backups. The No Recovery Mode option is selected by default, but you can
also opt to place the database in Standby Mode. The tab also allows you
to delay a restore, alert an operator if a restore cannot be run, and
change the schedule for restore operations.
Figure 7. The Restore Transaction Log tab of the Secondary Database Settings window.
you have completed your Secondary Database Settings configurations,
click the OK button to return to the Database Properties dialog box.
you want to configure a monitor server for the log-shipping process,
select the Use a Monitor Server Instance check box in the Monitor Server
Instance section. This enables the Settings button in that section;
click it to open the Log Shipping Monitor Settings dialog box (see Figure 8.).
Figure 8. The Log Shipping Monitor Settings dialog box.
the Log Shipping Monitor Settings dialog box opens, click the Connect
button to open a SQL Server login screen and enter the connection data
for the monitor server’s database instance to proceed. In this dialog
box, you can also configure which account is used to connect to the
monitor server, how long the monitor server retains history data, and
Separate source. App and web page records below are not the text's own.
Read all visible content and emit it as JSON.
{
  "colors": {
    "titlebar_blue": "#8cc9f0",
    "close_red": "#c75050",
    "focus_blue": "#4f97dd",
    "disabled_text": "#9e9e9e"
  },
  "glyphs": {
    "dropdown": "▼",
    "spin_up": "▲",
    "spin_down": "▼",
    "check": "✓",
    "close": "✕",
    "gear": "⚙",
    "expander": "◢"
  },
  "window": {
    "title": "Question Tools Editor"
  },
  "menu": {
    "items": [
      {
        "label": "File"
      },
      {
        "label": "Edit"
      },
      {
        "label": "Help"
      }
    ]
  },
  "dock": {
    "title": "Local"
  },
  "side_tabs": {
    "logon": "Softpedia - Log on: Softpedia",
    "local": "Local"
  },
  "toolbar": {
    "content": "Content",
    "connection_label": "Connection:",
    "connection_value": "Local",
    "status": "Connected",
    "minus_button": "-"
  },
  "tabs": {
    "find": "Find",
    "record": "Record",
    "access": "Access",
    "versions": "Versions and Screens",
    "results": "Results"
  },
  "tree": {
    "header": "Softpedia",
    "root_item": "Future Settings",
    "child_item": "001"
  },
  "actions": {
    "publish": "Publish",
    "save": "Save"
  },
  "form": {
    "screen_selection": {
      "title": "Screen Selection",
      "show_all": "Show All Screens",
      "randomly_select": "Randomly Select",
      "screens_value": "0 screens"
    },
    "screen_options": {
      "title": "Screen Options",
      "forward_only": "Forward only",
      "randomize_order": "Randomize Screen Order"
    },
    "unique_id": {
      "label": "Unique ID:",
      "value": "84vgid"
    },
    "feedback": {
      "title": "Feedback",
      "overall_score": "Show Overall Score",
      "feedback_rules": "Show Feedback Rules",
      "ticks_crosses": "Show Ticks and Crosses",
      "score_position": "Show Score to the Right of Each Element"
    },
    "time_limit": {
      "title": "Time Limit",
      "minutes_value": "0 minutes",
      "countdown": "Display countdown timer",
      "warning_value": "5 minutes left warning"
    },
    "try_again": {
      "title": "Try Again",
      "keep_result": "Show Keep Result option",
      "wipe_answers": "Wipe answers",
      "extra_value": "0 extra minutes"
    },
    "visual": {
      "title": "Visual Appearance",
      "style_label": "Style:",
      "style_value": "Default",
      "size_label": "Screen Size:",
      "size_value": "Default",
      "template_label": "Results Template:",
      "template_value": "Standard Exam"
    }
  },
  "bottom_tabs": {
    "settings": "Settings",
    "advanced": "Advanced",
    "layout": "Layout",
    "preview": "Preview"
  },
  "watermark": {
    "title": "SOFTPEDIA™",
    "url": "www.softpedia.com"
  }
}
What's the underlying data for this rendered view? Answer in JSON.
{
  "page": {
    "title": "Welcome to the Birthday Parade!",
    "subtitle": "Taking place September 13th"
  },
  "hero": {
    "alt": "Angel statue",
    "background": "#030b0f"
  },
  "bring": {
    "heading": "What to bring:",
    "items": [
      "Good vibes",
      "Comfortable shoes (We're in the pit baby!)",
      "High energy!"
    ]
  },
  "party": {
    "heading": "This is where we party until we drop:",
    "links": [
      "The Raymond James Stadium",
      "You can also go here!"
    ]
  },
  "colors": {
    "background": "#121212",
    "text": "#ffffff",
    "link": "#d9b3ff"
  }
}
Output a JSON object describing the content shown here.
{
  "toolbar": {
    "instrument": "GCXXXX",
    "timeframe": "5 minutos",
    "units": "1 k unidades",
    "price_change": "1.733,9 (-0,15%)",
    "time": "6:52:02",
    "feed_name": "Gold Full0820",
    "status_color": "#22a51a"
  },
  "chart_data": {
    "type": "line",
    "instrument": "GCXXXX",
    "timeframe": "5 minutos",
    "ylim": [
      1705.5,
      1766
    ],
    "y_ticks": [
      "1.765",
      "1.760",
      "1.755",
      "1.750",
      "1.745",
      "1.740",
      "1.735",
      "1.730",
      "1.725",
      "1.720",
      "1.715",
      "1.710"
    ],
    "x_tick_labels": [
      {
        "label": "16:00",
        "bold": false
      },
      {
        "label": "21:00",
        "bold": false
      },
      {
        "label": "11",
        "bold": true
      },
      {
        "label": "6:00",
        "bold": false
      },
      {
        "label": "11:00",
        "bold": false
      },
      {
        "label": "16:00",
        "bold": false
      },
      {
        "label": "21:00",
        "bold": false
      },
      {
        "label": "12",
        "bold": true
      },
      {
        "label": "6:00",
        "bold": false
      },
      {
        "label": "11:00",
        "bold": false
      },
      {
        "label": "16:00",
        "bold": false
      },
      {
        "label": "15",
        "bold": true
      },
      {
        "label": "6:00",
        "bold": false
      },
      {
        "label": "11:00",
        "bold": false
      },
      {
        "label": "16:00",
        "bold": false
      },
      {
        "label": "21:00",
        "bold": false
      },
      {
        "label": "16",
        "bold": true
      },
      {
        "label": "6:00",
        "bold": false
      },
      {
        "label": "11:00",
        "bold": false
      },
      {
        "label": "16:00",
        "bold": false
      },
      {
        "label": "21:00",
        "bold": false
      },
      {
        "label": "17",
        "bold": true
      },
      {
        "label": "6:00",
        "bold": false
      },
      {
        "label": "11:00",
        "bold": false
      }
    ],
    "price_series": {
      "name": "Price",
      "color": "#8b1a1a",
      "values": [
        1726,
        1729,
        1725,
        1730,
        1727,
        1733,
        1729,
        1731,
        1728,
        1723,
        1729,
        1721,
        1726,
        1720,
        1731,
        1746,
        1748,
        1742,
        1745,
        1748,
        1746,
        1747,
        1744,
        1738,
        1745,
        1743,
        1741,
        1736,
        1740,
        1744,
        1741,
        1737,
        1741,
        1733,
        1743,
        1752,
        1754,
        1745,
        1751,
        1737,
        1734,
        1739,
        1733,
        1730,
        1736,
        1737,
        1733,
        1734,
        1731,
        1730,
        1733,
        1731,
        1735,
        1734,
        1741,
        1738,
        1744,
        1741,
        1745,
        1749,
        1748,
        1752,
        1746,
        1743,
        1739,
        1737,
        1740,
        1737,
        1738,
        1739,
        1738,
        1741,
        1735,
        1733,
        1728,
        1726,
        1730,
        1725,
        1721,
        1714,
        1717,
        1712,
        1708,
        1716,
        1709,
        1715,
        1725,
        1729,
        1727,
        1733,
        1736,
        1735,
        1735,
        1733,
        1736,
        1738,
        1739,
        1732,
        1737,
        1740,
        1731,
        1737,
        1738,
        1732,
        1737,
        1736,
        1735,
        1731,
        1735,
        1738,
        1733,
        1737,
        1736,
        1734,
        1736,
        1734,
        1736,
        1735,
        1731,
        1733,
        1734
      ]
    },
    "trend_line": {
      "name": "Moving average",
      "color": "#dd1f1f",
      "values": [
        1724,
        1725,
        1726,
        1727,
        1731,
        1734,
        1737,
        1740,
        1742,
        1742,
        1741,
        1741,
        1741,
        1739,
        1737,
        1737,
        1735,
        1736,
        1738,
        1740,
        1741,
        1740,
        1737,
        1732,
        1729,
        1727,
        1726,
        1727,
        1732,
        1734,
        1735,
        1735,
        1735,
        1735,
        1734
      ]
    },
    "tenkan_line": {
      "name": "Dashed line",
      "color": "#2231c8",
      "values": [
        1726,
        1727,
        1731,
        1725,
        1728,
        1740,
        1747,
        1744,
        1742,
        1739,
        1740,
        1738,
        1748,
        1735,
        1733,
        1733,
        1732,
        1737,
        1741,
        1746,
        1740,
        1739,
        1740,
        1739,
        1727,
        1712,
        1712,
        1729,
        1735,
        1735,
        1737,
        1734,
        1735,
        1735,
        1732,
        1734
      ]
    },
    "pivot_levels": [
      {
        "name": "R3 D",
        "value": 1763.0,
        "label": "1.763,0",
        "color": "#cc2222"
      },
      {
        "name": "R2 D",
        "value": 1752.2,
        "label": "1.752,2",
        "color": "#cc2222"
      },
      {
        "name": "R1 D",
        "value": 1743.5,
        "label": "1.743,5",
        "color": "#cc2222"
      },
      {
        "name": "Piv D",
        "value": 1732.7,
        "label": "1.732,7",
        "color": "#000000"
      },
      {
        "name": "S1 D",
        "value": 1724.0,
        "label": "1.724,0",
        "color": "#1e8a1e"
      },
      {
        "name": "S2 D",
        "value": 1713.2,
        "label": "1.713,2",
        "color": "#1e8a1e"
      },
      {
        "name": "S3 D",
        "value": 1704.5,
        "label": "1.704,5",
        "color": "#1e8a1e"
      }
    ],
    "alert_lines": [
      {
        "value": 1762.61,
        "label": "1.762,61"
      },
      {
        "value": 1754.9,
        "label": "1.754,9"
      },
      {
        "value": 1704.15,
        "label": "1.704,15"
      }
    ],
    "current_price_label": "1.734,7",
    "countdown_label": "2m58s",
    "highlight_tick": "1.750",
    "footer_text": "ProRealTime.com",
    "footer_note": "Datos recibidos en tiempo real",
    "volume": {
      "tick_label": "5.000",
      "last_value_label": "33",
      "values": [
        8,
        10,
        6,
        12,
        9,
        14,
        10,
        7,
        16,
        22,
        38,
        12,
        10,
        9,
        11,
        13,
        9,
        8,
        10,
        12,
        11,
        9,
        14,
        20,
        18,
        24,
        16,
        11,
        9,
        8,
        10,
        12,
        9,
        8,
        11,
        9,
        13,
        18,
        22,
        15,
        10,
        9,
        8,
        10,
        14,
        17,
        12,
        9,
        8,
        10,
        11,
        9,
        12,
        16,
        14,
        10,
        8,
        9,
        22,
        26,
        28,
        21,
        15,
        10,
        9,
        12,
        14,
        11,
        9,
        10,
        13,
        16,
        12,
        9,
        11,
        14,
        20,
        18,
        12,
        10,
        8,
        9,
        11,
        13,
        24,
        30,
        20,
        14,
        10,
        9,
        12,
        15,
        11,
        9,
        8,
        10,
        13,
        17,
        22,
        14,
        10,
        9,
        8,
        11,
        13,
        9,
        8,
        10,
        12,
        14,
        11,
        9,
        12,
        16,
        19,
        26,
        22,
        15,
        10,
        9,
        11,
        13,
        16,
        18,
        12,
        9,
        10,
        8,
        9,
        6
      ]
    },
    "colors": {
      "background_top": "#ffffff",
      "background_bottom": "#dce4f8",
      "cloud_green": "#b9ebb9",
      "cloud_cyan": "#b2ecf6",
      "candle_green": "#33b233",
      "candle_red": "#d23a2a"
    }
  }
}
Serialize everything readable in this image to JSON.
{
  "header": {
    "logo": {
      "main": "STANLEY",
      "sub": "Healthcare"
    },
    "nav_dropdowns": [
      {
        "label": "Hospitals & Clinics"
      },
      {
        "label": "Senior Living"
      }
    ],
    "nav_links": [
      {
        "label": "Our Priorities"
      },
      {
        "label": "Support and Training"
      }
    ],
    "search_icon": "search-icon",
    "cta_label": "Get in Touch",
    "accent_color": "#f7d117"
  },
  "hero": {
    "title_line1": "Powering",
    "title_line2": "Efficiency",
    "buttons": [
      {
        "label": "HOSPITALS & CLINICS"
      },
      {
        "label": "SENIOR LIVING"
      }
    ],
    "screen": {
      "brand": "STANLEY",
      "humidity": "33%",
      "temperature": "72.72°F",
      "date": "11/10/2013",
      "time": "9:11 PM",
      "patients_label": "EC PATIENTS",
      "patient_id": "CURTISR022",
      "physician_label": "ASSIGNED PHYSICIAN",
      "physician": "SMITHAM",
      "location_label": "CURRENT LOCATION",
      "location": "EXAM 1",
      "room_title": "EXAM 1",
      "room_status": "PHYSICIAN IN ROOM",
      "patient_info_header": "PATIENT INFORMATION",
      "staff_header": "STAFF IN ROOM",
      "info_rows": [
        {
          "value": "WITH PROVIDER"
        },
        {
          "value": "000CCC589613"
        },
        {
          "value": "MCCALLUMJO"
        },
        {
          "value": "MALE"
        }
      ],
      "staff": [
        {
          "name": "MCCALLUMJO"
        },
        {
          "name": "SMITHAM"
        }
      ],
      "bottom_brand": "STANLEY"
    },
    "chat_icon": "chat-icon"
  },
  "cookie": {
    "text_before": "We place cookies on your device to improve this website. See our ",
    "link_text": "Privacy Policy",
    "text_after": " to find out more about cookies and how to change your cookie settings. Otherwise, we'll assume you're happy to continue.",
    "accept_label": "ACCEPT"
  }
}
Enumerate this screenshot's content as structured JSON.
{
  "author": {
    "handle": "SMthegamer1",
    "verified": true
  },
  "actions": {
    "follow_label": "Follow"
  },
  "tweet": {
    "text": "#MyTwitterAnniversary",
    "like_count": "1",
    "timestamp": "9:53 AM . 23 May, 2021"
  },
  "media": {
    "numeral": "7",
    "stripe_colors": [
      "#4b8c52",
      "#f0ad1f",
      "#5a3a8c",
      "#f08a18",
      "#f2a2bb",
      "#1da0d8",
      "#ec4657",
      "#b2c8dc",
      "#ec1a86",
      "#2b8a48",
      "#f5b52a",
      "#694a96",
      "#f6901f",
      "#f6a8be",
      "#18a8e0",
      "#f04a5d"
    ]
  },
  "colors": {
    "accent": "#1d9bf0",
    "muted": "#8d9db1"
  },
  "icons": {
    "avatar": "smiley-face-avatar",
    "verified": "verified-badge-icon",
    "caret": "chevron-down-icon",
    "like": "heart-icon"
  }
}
when alert jobs are scheduled to run. After you have completed your
configuration, click the OK button to return to the Database Properties
you have completed the log-shipping configuration for the database,
click the OK button in the Database Properties dialog box to commit your
verify that the log-shipping configuration was completed successfully,
review the status of the SQL Agent jobs on each server and confirm that
they are running as expected and without error.